Law Enforcement Exploring is offered to businesses, professional organizations, and civic groups by Learning for Life Corp., and is administered locally through the Boy Scouts of America. The police department partnered with the Boy Scouts to reestablish an Exploring Post similar to one hosted locally in the 1980s. Exploring is a career-education program in which young adults gain practical experience through their respective posts. Explorers learn about career opportunities, life skills, citizenship, character education, and gain leadership experience. They also grow from positive leadership fostered by the adults in the post, which offers a safe, supportive, caring, and fun environment.
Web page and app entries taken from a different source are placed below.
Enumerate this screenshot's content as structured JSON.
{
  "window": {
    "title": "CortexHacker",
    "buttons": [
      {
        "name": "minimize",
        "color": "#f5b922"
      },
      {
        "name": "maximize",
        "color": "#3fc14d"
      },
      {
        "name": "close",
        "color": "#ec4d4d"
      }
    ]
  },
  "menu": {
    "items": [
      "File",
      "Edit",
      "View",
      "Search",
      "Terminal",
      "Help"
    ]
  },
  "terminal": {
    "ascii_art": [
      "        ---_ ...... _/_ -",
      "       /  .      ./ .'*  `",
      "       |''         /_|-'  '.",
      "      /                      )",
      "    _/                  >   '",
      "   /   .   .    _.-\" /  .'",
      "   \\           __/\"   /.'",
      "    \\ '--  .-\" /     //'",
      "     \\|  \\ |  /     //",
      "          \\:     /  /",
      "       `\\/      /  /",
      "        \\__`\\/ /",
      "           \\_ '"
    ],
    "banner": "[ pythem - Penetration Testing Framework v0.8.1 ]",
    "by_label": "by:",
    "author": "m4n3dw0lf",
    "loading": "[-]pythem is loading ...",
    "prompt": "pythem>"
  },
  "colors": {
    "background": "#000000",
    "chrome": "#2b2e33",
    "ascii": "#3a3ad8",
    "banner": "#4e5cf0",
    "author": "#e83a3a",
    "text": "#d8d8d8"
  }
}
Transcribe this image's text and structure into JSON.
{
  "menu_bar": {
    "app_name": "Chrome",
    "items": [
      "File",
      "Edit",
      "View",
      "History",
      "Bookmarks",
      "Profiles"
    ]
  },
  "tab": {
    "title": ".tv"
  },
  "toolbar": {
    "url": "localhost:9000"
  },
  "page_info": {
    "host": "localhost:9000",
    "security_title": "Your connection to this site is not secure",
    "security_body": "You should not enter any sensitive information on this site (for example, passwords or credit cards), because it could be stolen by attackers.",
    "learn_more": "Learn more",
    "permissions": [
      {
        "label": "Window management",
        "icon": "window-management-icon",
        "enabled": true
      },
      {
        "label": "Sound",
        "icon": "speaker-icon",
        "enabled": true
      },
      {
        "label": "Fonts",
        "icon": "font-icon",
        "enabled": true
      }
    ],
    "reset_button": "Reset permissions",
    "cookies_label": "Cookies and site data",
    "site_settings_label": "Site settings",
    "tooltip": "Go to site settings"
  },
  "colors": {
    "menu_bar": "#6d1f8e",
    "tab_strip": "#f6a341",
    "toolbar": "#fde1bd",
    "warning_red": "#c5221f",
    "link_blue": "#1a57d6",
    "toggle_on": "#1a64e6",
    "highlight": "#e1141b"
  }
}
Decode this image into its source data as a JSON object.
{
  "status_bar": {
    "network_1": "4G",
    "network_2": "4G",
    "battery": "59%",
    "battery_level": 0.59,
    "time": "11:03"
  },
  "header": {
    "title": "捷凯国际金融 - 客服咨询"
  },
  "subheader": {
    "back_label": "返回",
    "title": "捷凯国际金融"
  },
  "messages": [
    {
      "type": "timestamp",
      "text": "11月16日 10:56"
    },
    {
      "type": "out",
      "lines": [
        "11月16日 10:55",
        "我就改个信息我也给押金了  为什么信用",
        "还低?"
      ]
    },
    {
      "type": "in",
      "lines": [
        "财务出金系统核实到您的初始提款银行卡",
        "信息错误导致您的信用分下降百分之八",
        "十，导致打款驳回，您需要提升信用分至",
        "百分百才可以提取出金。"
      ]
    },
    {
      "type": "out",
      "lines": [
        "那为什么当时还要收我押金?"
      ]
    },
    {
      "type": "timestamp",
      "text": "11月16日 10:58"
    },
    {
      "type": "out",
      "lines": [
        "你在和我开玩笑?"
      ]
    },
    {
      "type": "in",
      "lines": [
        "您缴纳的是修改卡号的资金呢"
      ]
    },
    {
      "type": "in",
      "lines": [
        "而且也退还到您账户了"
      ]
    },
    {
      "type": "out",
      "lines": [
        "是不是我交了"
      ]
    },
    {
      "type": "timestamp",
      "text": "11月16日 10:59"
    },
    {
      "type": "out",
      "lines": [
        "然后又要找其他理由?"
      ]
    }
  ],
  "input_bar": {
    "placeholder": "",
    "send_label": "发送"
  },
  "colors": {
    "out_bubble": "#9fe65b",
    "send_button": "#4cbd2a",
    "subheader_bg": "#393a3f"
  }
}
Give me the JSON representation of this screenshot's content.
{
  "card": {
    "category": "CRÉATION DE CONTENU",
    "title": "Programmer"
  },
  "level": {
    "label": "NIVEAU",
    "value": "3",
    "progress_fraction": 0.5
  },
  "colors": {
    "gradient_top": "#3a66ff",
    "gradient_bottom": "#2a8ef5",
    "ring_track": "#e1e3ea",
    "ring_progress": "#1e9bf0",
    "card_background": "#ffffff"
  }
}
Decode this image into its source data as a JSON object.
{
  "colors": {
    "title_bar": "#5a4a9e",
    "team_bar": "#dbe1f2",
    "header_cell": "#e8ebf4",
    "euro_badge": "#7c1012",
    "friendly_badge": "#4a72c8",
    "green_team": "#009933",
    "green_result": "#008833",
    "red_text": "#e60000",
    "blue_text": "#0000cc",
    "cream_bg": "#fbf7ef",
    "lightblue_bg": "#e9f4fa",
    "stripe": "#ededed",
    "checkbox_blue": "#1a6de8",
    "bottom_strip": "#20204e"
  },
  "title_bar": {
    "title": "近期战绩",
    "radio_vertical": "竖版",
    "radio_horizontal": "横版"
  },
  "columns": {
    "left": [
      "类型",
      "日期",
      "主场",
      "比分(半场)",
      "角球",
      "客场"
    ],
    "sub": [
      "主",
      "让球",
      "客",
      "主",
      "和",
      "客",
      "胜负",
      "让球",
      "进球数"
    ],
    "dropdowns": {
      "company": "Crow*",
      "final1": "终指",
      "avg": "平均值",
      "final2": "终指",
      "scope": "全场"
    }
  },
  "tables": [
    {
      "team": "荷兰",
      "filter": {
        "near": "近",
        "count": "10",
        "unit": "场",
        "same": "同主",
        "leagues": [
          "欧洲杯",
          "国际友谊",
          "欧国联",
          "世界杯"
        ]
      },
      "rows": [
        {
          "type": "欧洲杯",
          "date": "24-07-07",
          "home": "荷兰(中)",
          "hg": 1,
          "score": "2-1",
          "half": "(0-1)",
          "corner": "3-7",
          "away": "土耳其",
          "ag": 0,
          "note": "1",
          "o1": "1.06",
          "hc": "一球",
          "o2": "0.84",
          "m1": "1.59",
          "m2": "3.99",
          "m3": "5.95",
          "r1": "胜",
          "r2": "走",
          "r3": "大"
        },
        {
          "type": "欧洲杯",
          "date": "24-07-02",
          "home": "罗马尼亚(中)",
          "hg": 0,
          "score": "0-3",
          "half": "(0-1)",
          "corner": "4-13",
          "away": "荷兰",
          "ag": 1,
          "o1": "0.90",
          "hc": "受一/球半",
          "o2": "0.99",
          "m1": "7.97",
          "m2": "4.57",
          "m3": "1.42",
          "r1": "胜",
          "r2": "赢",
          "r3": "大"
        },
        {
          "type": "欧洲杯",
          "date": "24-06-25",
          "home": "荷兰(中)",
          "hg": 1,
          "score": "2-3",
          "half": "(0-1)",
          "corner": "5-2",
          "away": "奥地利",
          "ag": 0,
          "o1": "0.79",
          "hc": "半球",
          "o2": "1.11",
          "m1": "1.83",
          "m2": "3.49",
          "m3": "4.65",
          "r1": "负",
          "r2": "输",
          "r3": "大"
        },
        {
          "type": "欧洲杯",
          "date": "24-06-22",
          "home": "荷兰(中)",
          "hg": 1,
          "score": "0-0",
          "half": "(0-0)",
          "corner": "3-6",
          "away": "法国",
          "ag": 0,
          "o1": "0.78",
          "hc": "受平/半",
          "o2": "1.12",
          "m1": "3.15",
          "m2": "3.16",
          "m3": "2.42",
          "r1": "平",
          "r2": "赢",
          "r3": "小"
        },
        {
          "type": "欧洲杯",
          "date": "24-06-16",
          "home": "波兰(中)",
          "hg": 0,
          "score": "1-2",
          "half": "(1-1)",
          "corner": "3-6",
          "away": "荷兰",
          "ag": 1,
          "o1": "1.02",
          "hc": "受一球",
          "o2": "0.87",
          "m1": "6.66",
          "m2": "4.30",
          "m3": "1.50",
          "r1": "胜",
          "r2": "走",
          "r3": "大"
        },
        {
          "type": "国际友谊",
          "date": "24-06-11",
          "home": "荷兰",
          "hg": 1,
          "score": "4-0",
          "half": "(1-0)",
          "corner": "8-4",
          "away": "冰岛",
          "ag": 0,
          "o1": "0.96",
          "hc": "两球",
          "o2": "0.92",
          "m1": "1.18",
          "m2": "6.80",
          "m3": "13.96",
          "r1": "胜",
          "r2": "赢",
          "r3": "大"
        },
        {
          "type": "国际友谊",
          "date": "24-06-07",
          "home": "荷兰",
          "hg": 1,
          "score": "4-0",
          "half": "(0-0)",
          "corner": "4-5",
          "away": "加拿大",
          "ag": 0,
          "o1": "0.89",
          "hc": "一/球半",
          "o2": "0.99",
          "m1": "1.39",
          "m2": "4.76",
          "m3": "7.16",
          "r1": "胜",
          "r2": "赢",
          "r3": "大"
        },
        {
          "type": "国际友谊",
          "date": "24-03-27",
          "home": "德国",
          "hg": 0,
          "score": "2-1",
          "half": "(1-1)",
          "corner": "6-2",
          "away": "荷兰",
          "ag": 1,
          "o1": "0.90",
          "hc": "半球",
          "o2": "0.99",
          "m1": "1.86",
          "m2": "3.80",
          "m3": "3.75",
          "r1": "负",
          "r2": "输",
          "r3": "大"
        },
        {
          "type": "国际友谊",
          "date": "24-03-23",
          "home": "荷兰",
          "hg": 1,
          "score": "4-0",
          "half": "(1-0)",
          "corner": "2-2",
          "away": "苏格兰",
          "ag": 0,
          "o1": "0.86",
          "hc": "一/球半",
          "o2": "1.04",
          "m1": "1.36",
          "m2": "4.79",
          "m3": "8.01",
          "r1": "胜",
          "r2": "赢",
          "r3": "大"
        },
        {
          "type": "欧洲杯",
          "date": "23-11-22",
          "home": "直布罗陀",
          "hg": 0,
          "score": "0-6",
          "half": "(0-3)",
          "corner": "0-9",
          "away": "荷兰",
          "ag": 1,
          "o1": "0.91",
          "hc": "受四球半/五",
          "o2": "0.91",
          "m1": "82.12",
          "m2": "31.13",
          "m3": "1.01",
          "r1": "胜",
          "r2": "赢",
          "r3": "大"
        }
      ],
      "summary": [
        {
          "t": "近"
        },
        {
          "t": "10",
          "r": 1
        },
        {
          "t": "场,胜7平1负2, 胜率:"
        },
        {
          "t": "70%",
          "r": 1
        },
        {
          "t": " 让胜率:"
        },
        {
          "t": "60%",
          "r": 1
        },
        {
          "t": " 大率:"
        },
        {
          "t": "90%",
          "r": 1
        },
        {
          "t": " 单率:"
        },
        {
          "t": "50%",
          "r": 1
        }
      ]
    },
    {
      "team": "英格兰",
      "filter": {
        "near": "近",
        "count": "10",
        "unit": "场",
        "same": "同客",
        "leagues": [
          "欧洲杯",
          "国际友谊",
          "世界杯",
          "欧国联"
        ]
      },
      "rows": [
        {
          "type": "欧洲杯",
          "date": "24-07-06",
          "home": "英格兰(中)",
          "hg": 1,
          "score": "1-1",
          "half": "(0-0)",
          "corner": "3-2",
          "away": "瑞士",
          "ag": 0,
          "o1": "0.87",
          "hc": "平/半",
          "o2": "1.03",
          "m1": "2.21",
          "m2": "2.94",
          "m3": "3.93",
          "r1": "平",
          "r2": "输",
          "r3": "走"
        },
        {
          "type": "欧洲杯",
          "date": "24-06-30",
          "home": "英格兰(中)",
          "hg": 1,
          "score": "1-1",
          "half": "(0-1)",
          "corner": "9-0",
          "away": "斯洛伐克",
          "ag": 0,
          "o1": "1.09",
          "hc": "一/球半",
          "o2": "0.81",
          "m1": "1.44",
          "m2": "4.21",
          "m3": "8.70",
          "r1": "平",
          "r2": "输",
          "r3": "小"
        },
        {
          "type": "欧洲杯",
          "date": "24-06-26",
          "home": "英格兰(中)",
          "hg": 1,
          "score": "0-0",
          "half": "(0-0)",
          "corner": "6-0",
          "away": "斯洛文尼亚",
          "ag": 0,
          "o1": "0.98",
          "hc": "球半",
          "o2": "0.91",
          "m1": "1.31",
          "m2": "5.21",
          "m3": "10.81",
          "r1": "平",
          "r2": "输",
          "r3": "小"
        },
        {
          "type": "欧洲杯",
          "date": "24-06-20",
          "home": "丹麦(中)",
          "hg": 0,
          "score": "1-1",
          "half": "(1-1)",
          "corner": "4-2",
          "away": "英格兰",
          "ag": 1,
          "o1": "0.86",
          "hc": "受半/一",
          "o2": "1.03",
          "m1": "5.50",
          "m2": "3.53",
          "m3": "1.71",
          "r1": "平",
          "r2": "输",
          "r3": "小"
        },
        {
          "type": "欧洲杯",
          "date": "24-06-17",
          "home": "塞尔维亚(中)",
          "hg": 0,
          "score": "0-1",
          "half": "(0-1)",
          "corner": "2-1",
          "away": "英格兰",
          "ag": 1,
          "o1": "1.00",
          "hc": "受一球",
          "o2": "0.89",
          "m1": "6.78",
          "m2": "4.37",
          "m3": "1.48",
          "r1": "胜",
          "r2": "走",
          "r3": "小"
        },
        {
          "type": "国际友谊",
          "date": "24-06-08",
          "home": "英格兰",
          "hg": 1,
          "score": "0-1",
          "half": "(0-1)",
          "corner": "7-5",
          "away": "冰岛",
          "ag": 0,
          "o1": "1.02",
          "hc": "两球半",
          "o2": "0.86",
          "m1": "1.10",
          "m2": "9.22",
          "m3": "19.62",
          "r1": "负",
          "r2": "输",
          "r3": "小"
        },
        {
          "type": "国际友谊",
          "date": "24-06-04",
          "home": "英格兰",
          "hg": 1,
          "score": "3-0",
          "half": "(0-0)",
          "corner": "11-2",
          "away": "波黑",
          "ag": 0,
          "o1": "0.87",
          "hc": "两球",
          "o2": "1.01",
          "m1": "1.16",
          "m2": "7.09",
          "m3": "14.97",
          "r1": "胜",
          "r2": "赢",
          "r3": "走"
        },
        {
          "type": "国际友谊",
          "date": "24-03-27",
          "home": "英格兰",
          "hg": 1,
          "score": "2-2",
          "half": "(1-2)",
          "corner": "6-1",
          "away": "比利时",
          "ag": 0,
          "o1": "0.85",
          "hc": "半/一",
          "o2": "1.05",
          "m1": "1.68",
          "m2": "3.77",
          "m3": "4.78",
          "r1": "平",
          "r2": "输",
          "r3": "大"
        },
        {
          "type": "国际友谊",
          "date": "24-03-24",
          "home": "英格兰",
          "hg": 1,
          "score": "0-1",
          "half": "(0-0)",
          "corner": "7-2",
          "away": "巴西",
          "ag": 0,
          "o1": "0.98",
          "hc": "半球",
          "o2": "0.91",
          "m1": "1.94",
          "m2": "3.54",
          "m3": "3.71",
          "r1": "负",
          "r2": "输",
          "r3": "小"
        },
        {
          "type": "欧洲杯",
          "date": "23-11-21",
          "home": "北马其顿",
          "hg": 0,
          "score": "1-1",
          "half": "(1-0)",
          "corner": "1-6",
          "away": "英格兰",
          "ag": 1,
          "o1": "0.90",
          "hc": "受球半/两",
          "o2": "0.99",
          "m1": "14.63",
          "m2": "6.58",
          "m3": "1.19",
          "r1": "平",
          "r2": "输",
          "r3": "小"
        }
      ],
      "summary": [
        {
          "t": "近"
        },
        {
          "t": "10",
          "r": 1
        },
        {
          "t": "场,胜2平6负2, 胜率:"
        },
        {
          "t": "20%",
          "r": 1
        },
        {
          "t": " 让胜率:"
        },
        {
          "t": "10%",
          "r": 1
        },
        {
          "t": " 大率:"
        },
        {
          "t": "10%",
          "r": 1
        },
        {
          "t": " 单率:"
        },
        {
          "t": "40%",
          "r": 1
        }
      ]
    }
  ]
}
Fifteen membership positions have been created for the police department’s post. Prospective members submit an application, which is reviewed and considered by post advisors. Those advisors vote on acceptance of new members. New members are notified of their acceptance and their first meeting date.

A post committee oversees the operation of the program. Advisors attend classes to supervise Explorers, help instruct, and answer questions, among their many duties. The post also has several female advisors that attend classes to offer comfort and support for female members. Explorers are issued uniforms and conduct their own business meetings. They are eligible to obtain rank and move up in the leadership of the post. Explorers have a voice about classes and activities in which they would like to participate.

Space in the Exploring program is limited so please contact the police department if you are interested in the program or are the parents of a young adult that may be interested. Contact post committee chairperson Master Lt. Maxine Wright or advisor Officer Eric Snodgrass at 626-1300. For more information about Learning for Life and Exploring, log on to www.learningforlife.org/exploring. For more information about the Boy Scouts of America, log on to www.scouting.org.


Drug Abuse Resistance Education - D.A.R.E.

Drug Abuse Resistance Education (D.A.R.E.) is a prevention program taught to the city’s fifth-grade students. The Asheboro Police Department and Asheboro City Schools sponsor the 10-week program. Officer Matthew Vann visits each of the city’s five public schools and three private schools once a week during the spring to teach the program.

Vann introduces himself to the students during the program’s first week and tells them a little about his job as a police officer. Students learn that the police do more than arrest and write tickets. Police help others. That’s why most officers choose this profession. Vann tells the students that he’s no different than they are – except for the polyester suit and badge. Students learn that they can relate to police officers and see them as more than just a uniform.

Lessons focus on the dangers of alcohol, tobacco, marijuana, and other drugs, and how students can say “No!” to each of them. Students are taught how companies use advertising to entice young people to try their products. Students learn how to be confident when refusing drugs and are reminded of the many, many drug-free activities in which they can participate rather than use. Each school has a D.A.R.E. graduation or “culmination” ceremony, during which students hear a guest speaker and awards are presented.

The D.A.R.E. program has been taught in the Asheboro City Schools since 1987. Thousands of children have successfully graduated the program during its nearly 25-year history here. D.A.R.E. was created in 1983 in Los Angeles, Calif., and remains a successful and immensely popular program. D.A.R.E. is taught in more than 75 percent of the school districts in the United States and more than 43 countries around the world.
If you have a question or comment about the D.A.R.E. program, you may contact Vann at the police department, 301-5969. For more information, please click on www.dare.com.